CNET también está disponible en español.

Ir a español

Don't show this again

Google Doodle celebrates physicist Joseph Plateau, whose invention led to cinema

In 1832, Plateau invented the phénakistiscope, which created the illusion of a moving image.

The Google Doodle honoring Belgian physicist Joseph Plateau on Monday is the first with different artwork across different Google surfaces.

Google

Google on Monday is celebrating the 218th birthday of Belgian physicist Joseph Antoine Plateau with a Doodle that highlights his invention, the phénakistiscope, which created the illusion of a moving image and paved the way for the motion picture and film industry.

Born in Brussels in 1802, Plateau was inspired to invent the device by his research on visual perception. He first studied law and became one of the best-known scientists of the 19th century, remembered for his work on physiological optics, the effect of light and color on the human retina in particular, Google said.

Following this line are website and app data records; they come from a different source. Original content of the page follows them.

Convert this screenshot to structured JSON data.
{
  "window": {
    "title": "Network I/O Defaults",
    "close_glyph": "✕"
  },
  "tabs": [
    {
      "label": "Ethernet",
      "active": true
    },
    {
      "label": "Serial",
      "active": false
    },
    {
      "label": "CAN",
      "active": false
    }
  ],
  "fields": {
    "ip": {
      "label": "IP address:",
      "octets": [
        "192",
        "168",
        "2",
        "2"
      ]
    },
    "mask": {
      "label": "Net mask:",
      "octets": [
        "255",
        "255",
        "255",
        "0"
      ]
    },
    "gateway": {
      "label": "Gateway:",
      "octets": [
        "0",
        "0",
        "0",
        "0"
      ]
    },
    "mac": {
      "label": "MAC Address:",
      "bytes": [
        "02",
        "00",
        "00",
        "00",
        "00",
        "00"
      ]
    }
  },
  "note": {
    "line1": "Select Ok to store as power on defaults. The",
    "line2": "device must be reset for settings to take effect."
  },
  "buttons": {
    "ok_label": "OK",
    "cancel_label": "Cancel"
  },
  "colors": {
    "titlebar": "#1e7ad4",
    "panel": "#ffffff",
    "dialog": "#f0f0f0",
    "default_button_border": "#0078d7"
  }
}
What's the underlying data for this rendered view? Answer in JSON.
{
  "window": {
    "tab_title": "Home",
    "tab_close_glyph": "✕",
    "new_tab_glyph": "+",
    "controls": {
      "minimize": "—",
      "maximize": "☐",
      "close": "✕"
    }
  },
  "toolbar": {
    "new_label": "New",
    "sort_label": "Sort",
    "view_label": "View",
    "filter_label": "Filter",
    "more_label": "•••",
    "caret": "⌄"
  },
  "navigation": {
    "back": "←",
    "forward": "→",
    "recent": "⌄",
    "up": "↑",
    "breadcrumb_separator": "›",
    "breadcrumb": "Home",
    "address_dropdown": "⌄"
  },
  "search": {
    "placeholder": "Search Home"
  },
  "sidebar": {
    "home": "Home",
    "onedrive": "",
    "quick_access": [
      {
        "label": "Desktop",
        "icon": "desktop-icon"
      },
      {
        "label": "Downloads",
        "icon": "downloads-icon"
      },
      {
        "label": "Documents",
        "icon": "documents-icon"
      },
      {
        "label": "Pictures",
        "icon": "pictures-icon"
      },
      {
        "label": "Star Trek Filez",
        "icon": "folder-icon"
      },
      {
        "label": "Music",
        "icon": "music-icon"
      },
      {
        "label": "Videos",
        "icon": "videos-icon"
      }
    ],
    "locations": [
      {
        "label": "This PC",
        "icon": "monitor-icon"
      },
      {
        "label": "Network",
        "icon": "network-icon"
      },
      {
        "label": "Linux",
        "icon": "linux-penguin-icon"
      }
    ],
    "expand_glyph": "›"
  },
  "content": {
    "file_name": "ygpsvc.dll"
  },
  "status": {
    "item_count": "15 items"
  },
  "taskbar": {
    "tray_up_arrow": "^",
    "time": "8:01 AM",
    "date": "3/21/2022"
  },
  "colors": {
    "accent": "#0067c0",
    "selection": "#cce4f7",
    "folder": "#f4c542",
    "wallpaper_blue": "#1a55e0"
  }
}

Plateau's doctoral dissertation detailed how images form on the retina, noting their exact duration, color and intensity, Google said. From those conclusions, he made his stroboscopic device in 1832 fitted with two discs that rotated in opposite directions. One disc was filled with small windows, evenly spaced in a circle, while the other had a series of pictures of a dancer. When both turned at the right speed, the images seemed to merge, creating the illusion of a dancer in motion, Google said.

And much like modern-day GIF animation, the phénakistiscope could only show a short continuous loop.

The Doodle art was made by animator and filmmaker Olivia Huynh to reflect Plateau's style. It's the first Doodle to feature different artwork for different device platforms (desktop, mobile and the Google app), Google said.

Now playing: Watch this: Easy ways to stream movies for free
1:13